    Video Researchers Use 3-D Printer to Produce Transplantable Body Parts

    Human organ transplants have become fairly common around the world in the past few decades. Researchers at various universities are coordinating their efforts to find solutions -- including teams at the University of Pennsylvania and Rice University in Houston that are experimenting with a 3-D printer -- to make blood vessels and other structures for implant. As VOA’s Greg Flakus reports from Houston, they are also using these artificial body parts to seek ways of defeating cancerous tumors.
    Video

    Video Helping the Blind 'See' Great Art

    There are 285 million blind and visually impaired people in the world who are unable to enjoy visual art at a museum. One New York photographer is trying to fix this situation by making tangible copies of the world’s masterpieces. VOA correspondent Victoria Kupchinetsky was there as visually impaired people got a feel for great art. Joy Wagner narrates her report.
    Video

    Video Sanders, Clinton Battle for Young Democratic Vote

    Despite a narrow loss to former Secretary of State Hillary Clinton in last week's Iowa Democratic caucuses, Vermont Senator Bernie Sanders secured more than 80 percent of the vote among those between the ages of 18 and 29. VOA correspondent Aru Pande talks to Democrats in New Hampshire about who they are leaning towards and why in this week's primary.
    Video

    Video German Artists to Memorialize Refugees With Life Jacket Exhibit

    Sold in every kind of shop in some Turkish port towns, life jackets have become a symbol of the refugee crisis that brought a million people to Europe in 2015.  On the shores of Lesbos, Greece, German artists collect discarded life jackets as they prepare an art installation they plan to display in Germany.  For VOA, Hamada Elrasam has this report from Lesbos, Greece.
    Video

    Video E-readers Help Ease Africa's Book Shortage

    Millions of people in Africa can't read, and there's a chronic shortage of books. A non-profit organization called Worldreader is trying to help change all that one e-reader at a time. VOA’s Deborah Block tells us about a girls' school in Nairobi, Kenya where Worldreader is making a difference.
    Video

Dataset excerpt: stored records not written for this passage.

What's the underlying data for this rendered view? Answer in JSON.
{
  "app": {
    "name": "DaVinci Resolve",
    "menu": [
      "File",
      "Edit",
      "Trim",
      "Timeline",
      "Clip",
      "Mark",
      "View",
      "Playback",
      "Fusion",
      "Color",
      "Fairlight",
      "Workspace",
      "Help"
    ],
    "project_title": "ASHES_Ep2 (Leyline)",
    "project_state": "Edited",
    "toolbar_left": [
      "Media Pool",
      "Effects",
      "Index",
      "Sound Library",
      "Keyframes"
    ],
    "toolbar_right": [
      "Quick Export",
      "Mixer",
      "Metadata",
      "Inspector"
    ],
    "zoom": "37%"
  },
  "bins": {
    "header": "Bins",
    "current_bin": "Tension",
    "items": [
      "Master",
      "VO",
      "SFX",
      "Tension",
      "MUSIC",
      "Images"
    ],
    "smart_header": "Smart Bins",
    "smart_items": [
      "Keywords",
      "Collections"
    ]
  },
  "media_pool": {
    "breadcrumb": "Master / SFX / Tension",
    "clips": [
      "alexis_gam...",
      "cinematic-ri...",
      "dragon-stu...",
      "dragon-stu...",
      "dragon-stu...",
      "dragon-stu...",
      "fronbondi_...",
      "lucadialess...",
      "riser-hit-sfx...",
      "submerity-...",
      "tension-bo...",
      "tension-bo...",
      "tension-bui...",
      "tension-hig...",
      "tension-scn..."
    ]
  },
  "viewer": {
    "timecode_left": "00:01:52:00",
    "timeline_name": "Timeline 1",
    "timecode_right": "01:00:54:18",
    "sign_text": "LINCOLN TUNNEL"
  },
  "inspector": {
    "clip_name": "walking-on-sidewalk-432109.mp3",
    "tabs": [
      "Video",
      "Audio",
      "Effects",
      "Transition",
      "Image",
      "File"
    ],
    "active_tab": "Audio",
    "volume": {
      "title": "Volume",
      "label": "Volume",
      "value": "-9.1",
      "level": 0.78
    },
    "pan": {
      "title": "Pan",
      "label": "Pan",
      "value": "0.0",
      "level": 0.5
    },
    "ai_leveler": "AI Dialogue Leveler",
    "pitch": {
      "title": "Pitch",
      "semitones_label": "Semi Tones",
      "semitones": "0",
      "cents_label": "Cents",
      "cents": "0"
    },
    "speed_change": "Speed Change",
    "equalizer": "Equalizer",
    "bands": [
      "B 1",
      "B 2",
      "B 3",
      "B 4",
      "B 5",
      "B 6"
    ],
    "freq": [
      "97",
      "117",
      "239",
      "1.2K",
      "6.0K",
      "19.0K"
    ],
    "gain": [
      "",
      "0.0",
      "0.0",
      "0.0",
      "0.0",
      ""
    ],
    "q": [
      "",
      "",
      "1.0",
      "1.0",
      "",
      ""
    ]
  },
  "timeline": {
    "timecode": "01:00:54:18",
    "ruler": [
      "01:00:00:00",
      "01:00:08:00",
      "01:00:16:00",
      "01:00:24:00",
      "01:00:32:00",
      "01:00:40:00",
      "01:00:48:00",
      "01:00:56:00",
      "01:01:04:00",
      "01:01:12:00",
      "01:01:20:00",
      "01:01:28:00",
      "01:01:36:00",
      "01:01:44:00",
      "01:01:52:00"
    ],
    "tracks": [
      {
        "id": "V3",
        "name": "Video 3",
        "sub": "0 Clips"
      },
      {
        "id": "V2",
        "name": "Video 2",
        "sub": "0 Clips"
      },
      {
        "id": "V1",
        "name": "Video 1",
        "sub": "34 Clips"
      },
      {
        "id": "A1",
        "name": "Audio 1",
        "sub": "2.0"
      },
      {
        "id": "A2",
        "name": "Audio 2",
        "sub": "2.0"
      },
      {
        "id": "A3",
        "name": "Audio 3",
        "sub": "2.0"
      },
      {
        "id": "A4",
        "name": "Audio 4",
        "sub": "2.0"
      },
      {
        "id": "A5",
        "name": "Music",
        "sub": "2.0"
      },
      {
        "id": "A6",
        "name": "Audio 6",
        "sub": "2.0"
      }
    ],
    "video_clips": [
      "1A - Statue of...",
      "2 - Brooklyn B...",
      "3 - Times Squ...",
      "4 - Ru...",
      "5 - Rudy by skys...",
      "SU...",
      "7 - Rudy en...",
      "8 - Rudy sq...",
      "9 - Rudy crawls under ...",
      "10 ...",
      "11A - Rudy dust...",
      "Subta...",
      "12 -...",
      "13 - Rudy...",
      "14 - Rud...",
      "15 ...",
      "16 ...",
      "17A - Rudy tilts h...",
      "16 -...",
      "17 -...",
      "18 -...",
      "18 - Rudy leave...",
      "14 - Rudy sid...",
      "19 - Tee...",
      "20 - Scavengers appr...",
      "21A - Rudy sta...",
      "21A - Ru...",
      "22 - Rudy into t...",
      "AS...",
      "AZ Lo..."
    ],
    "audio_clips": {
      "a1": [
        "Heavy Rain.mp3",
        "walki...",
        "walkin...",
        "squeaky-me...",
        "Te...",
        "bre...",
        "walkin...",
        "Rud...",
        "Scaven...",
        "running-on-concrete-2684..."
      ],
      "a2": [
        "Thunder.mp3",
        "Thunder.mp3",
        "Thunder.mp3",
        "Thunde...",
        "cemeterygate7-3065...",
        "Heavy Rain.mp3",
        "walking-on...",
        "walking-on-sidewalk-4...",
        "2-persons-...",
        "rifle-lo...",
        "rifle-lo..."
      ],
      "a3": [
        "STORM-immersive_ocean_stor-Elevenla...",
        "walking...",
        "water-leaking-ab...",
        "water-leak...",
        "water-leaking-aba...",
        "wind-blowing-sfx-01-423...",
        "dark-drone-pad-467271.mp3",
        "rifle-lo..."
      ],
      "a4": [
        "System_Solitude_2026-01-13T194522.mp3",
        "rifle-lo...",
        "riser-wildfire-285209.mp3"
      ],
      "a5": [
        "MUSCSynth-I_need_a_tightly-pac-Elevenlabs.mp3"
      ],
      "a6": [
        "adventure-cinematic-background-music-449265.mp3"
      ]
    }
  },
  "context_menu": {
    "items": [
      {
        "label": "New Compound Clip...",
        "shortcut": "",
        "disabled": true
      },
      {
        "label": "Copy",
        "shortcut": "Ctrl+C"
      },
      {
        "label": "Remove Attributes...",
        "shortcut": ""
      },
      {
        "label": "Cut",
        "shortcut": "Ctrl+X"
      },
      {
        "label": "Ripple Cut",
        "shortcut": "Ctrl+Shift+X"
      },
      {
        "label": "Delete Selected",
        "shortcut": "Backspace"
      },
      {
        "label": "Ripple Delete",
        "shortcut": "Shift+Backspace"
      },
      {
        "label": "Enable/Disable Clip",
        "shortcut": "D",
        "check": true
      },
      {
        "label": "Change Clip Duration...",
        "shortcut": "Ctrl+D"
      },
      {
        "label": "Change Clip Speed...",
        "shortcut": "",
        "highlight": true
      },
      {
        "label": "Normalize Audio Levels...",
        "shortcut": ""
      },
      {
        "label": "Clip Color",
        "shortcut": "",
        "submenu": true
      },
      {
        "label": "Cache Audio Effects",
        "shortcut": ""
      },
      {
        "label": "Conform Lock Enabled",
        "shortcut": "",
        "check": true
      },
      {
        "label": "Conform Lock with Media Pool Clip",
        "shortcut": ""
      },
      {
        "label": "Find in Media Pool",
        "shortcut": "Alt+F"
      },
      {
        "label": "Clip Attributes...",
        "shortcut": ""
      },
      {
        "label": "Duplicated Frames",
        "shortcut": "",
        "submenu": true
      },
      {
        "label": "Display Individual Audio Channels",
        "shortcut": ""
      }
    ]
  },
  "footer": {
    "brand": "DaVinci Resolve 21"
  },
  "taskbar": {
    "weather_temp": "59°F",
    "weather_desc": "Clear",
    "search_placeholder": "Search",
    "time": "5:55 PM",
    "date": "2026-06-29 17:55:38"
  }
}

    Video Genius Lets World Share Its Knowledge

    Inspired by crowdsourcing companies like Wikipedia, Genius allows anyone to edit anything on the web, using its web annotation tool
    Video

    Video In Philippines, Mixed Feelings About Greater US Military Presence

    In the Philippines, some who will be directly affected by a recent Supreme Court decision clearing the way for more United States troop visits are having mixed reactions.  The increased rotations come at a time when the Philippines is trying to build up its military in the face of growing maritime assertiveness from China.  From Bahile, Palawan on the coast of the South China Sea, Simone Orendain has this story.
    Video

    Video Microcephaly's Connection to Zika: Guilty Until Proven Innocent

    The Zika virus rarely causes problems for the people who get it, but it seems to be having a devastating impact on babies whose mothers are infected with Zika. VOA's Carol Pearson has more.
    Video

    Video Stunning Artworks Attract Record Crowds, Thanks to Social Media

    A new exhibit at the oldest art museum in America is shattering attendance records. Thousands of visitors are lining up to see nine giant works of art that have gotten a much-deserved shot of viral marketing. The 150-year-old Smithsonian American Art Museum has never had a response quite like this. VOA's Julie Taboh reports.